See: Luis Aparicio was just the second player from Venezuela to become an everyday player in the big leagues (after Chico Carrrasquel, who debuted six years earlier). He was the first great Major Leaguer from Venezuela and a great hero to his country. He was a pioneer as well as a star. He was a daring baserunner at a time when almost nobody else in the American League played that way (he led the league with 21 stolen bases as a rookie). He was not only a great defensive shortstop but a genius at the position, a maestro, a groundbreaker. Mark Belanger, who has his own case as the greatest defensive shortstop, used to study Aparicio, watch his every move. Aparicio was so admired around the game by players and writers and everybody that he almost won an MVP award in 1959 even though he hit .257 with no power. Ten different seasons he got an MVP vote. And everybody knew he couldn’t hit.
Vizquel got one eighth place MVP vote in his entire career.

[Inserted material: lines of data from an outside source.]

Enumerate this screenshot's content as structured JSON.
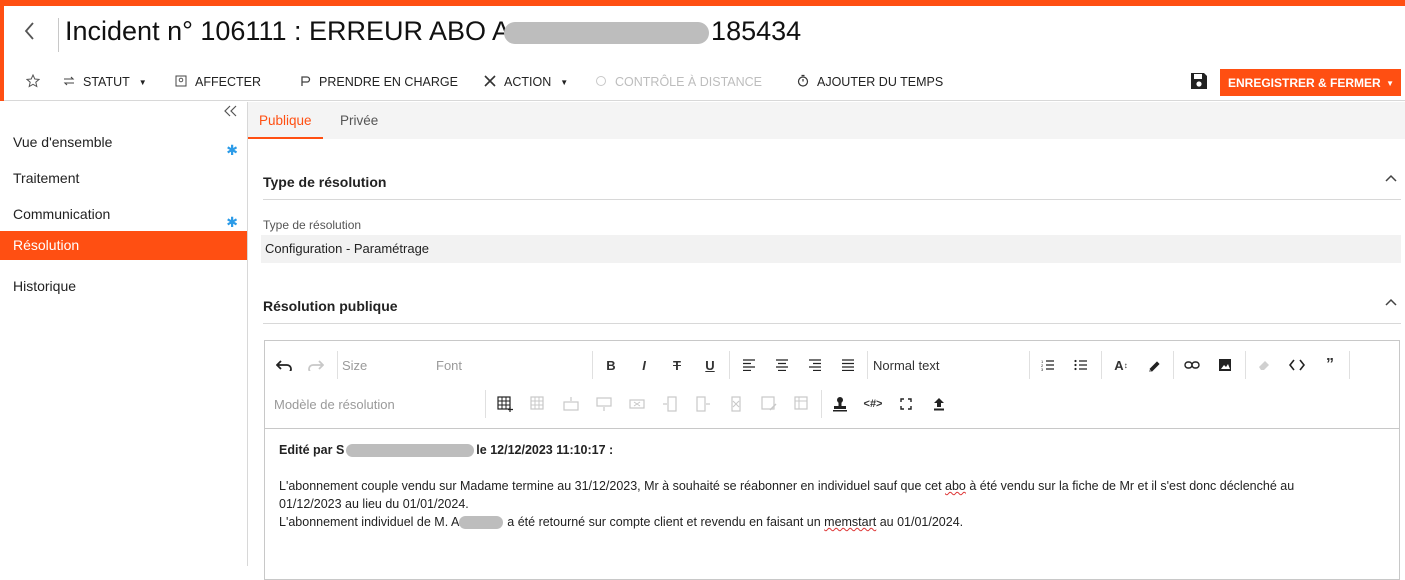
{
  "header": {
    "title_prefix": "Incident n° 106111 : ERREUR ABO A",
    "title_suffix": "185434"
  },
  "commands": {
    "status": "STATUT",
    "assign": "AFFECTER",
    "take_charge": "PRENDRE EN CHARGE",
    "action": "ACTION",
    "remote_control": "CONTRÔLE À DISTANCE",
    "add_time": "AJOUTER DU TEMPS",
    "save_close": "ENREGISTRER & FERMER"
  },
  "sidebar": {
    "items": [
      {
        "label": "Vue d'ensemble",
        "starred": true
      },
      {
        "label": "Traitement",
        "starred": false
      },
      {
        "label": "Communication",
        "starred": true
      },
      {
        "label": "Résolution",
        "starred": false,
        "active": true
      },
      {
        "label": "Historique",
        "starred": false
      }
    ]
  },
  "tabs": [
    {
      "label": "Publique",
      "active": true
    },
    {
      "label": "Privée",
      "active": false
    }
  ],
  "resolution_type": {
    "section_title": "Type de résolution",
    "field_label": "Type de résolution",
    "field_value": "Configuration - Paramétrage"
  },
  "public_resolution": {
    "section_title": "Résolution publique"
  },
  "editor_toolbar": {
    "size_placeholder": "Size",
    "font_placeholder": "Font",
    "paragraph_style": "Normal text",
    "template_placeholder": "Modèle de résolution"
  },
  "editor_content": {
    "edited_prefix": "Edité par S",
    "edited_suffix": "le 12/12/2023 11:10:17 :",
    "line1_a": "L'abonnement couple vendu sur Madame termine au 31/12/2023, Mr à souhaité se réabonner en individuel sauf que cet ",
    "line1_b": "abo",
    "line1_c": " à été vendu sur la fiche de Mr et il s'est donc déclenché au",
    "line2": "01/12/2023 au lieu du 01/01/2024.",
    "line3_a": "L'abonnement individuel de M. A",
    "line3_b": "a été retourné sur compte client et revendu en faisant un ",
    "line3_c": "memstart",
    "line3_d": " au 01/01/2024."
  },
  "colors": {
    "accent": "#ff4f12",
    "star": "#2b9be8"
  }
}
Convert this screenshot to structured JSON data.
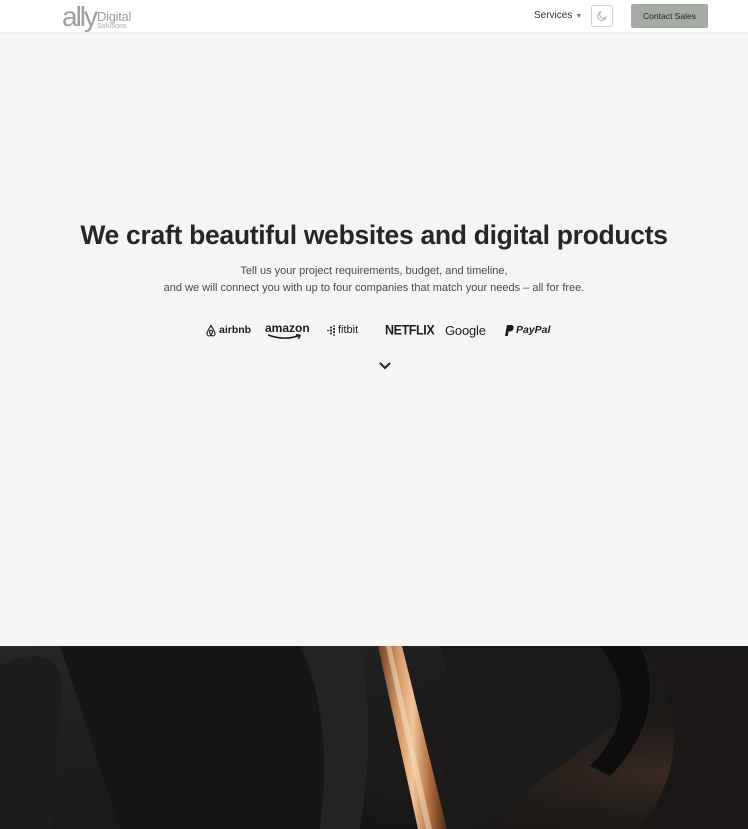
{
  "header": {
    "logo": {
      "main": "ally",
      "line1": "Digital",
      "line2": "Solutions"
    },
    "nav_services": "Services",
    "contact_button": "Contact Sales"
  },
  "hero": {
    "title": "We craft beautiful websites and digital products",
    "subtitle_line1": "Tell us your project requirements, budget, and timeline,",
    "subtitle_line2": "and we will connect you with up to four companies that match your needs – all for free."
  },
  "brands": [
    {
      "name": "airbnb",
      "icon": "airbnb-icon"
    },
    {
      "name": "amazon",
      "icon": "amazon-smile-icon"
    },
    {
      "name": "fitbit",
      "icon": "fitbit-dots-icon"
    },
    {
      "name": "NETFLIX"
    },
    {
      "name": "Google"
    },
    {
      "name": "PayPal",
      "icon": "paypal-p-icon"
    }
  ],
  "icons": {
    "theme_toggle": "moon-icon",
    "nav_chevron": "chevron-down-icon",
    "scroll": "chevron-down-icon"
  },
  "colors": {
    "background": "#f5f5f5",
    "header": "#ffffff",
    "contact_button": "#a4aba4",
    "title": "#262626",
    "photo_band": "#1a1a1a",
    "copper_accent": "#c98a5c"
  }
}
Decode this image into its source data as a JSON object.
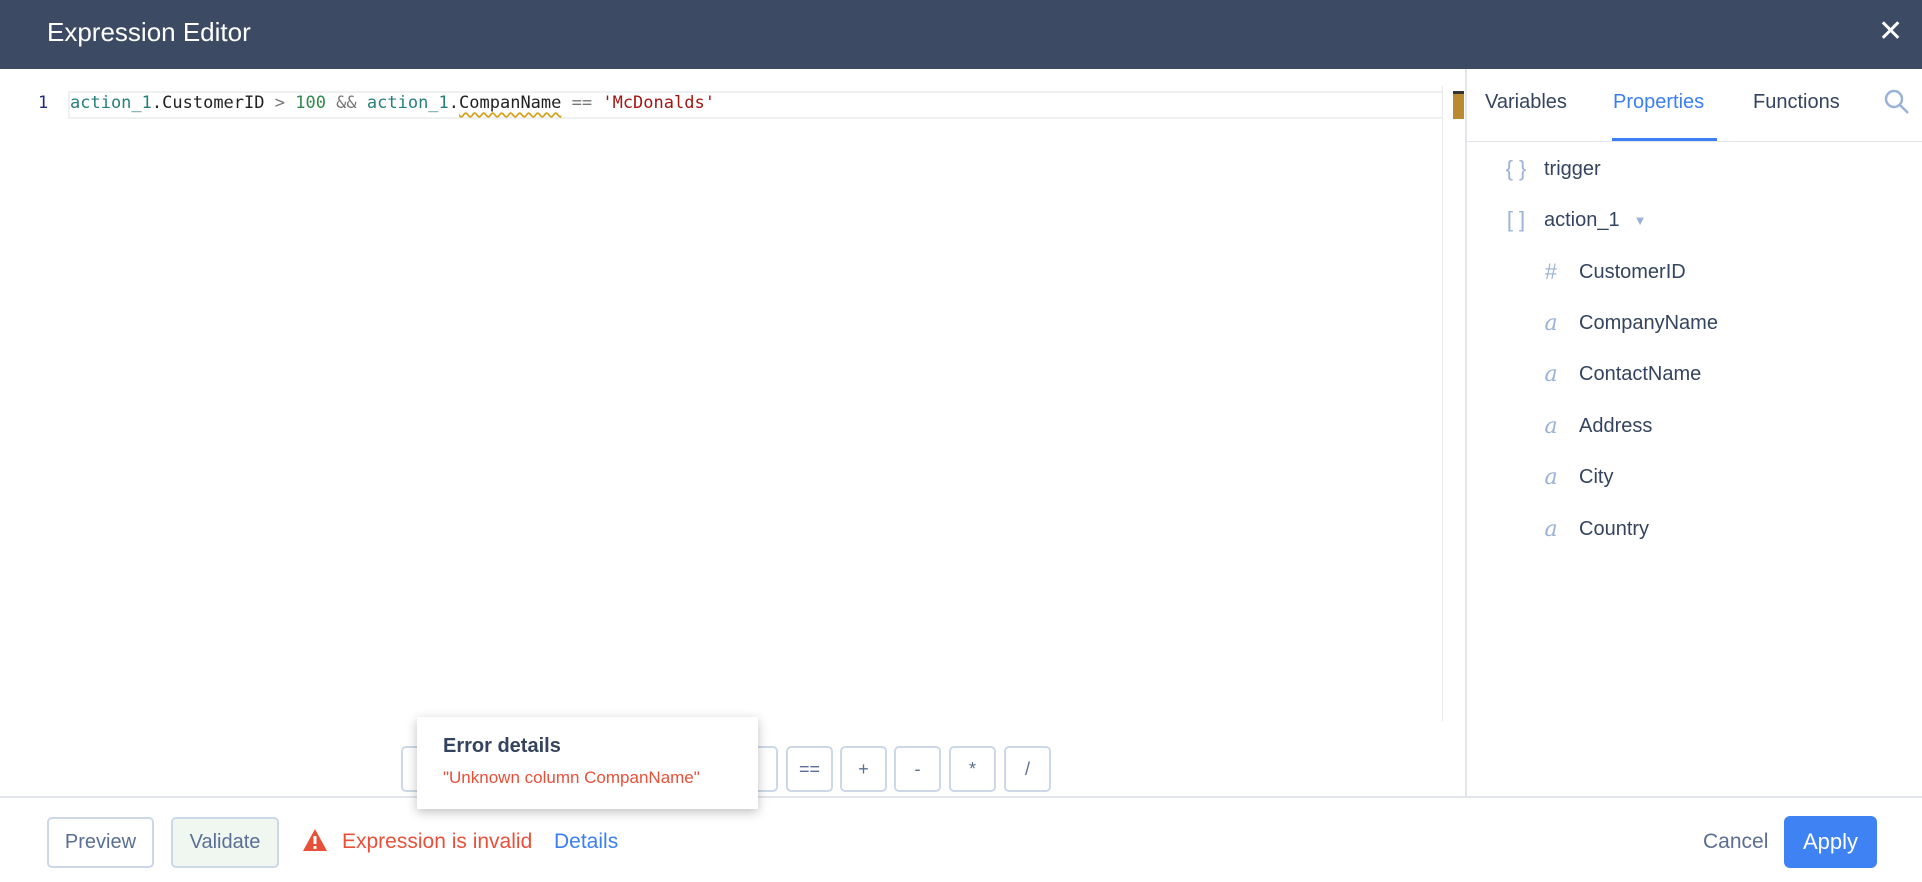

The point is, Luis Aparicio is in the Hall of Fame because of what Luis Aparicio did. He didn’t create a “no-hit, good-field” shortstop route into the Hall. He created a Luis Aparicio route to the Hall of Fame. All of his talents, all of his flaws, his background, his style, his boldness as a player, the way he carried himself, the things teammates and opponents said about him, all of this is what convinced 84.6% of the voters to say, yes, this guy’s a Hall of Famer.
Vizquel walks his own path. I’ll repeat this again: You will not find a bigger fan of Jay Jaffe’s JAWS system than me (and I am including Jay’s wife Emma in this). You will not see me slow down with the Hall of Fame comparisons because they are fun and they can be illuminating. But I take it too far. I think a lot of us take it too far. How Omar Vizquel compares to Aparicio, Rabbit Maranville and Phil Rizutto (or for that matter Barry Larkin, Cal Ripken and Honus Wagner) will not define his Hall of Fame case. Was he a transformational player? Did he fundamentally change baseball? Was he the best player in the game? Close? Was he the player you would build a championship team around? Was he so unique that he inspired others to play like him? Was there a singular thrill in watching this player play? Were there things he did that nobody else could do?
And so on. Maybe we should try to come up with a new “Keltner List” — those questions Bill James came up with to think about a player’s case for the Hall of Fame. Because: Why do we have a Hall of Fame? To remember. And what is worth remembering? That’s the most important question, really.